Tintagel Castle was closed by the local authorities in October 2018 due to the construction of the new bridge. They also installed a cable crane on site, which the contractor could use to attach the equipment and build the foundations. For this reason, scaffolding was no longer required. Prior to this work, the architects carried out a series of geotechnical studies to ensure that the subsoil could support this. At the time when the cable crane was in operation, work began on making the steel profiles of the bridge outside the construction site. These prefabricated steel profiles were transported to Tintagel Castle and positioned. In this way, the team re-established the historical connection between the mainland and the island piece by piece.
As mentioned above, the support arms are mainly made of steel and local slate from the Delabole quarry. This is England’s oldest working quarry and is oriented vertically for the trail. The handrails are made of oak. The walkways on either side are made of slate and are quite rustic. However, the architects first found that a very rustic finish to the bridge was not really appropriate. So they took the same material, but used it in a very fine and more modern way. The remote location on a cliff, the strong winds on the site and the development restrictions due to its historical and ecological importance made reconnecting the two halves of the castle a real challenge.
Correct construction technology for a hanging bridge
The contractor built the two booms over a period of one year in Devon and transported them to Cornwall in 5-tonne pieces. The engineers used a special cable crane to position each section as it was screwed together. For this reason, the assembly process only took two weeks. To anchor each side to the cliff, the specialists used ropes to hang over the ledge and drill supports into the rock face. It is a widely used method of stabilizing cliffs, as you can see on elevated roads in the Alps. So it’s an existing technology, but it’s quite unusual in the UK.

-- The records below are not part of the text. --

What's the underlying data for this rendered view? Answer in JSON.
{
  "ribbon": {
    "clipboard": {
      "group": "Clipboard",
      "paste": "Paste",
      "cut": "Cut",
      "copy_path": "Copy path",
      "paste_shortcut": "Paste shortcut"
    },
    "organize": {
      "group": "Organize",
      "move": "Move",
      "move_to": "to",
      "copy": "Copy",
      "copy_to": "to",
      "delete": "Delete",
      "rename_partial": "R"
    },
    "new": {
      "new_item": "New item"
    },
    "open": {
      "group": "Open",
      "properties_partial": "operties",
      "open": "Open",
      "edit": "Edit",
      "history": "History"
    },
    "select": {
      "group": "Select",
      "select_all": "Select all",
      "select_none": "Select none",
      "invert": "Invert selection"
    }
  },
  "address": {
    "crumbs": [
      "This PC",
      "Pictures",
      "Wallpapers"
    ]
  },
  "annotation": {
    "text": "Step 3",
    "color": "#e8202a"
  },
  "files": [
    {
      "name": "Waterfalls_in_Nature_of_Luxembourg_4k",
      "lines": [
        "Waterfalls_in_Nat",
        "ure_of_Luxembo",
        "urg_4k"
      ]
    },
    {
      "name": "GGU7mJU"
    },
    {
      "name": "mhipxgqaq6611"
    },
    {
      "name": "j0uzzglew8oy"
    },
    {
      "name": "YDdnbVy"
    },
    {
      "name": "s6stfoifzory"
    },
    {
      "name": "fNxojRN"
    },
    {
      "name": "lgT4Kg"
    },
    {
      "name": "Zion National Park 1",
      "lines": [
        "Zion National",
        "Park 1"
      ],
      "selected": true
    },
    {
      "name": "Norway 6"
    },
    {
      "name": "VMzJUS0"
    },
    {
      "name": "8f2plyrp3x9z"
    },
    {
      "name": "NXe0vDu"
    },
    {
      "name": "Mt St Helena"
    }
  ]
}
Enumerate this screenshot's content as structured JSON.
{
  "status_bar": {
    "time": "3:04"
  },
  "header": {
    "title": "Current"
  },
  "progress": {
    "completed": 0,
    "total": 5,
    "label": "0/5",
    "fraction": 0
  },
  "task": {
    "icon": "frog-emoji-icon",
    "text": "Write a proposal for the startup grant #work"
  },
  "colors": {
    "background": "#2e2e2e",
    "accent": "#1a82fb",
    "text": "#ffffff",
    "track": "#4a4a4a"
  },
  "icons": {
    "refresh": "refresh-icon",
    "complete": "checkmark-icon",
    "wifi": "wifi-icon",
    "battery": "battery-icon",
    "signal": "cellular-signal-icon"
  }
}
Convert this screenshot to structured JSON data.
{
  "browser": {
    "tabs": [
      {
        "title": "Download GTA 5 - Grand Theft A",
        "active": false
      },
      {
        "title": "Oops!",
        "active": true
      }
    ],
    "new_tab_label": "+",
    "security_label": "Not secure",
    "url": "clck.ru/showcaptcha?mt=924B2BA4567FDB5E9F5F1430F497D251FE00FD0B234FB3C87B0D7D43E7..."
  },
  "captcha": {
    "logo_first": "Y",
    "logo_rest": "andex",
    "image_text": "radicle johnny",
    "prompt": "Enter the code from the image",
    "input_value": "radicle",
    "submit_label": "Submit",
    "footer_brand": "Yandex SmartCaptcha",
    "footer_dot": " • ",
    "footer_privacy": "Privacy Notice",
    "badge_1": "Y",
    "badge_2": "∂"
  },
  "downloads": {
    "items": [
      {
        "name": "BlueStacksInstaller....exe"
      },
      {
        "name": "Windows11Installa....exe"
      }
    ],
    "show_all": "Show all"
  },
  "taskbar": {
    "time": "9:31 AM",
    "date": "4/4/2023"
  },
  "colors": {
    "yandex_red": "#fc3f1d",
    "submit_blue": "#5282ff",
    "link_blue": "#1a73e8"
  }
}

An approaching storm delayed the official opening of the bridge as the exposed island is unsafe in extreme winds. However, when visitors cross it, they can walk over a natural precipice that has not been crossed in this way in 500 years. Previously, visitors to England’s heritage had to climb steep steps and queue for a much smaller footbridge at the foot of the cliff. According to legend, it is the place where King Arthur was received.